[Excerpts from a dataset]
▼

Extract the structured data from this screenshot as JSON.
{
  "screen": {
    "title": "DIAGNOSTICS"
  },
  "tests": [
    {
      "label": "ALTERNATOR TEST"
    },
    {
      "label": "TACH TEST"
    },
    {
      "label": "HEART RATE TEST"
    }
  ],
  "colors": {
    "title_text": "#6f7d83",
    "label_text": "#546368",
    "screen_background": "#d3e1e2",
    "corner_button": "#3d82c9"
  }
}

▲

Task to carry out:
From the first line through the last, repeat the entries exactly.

Reply:
Extract the structured data from this screenshot as JSON.
{
  "screen": {
    "title": "DIAGNOSTICS"
  },
  "tests": [
    {
      "label": "ALTERNATOR TEST"
    },
    {
      "label": "TACH TEST"
    },
    {
      "label": "HEART RATE TEST"
    }
  ],
  "colors": {
    "title_text": "#6f7d83",
    "label_text": "#546368",
    "screen_background": "#d3e1e2",
    "corner_button": "#3d82c9"
  }
}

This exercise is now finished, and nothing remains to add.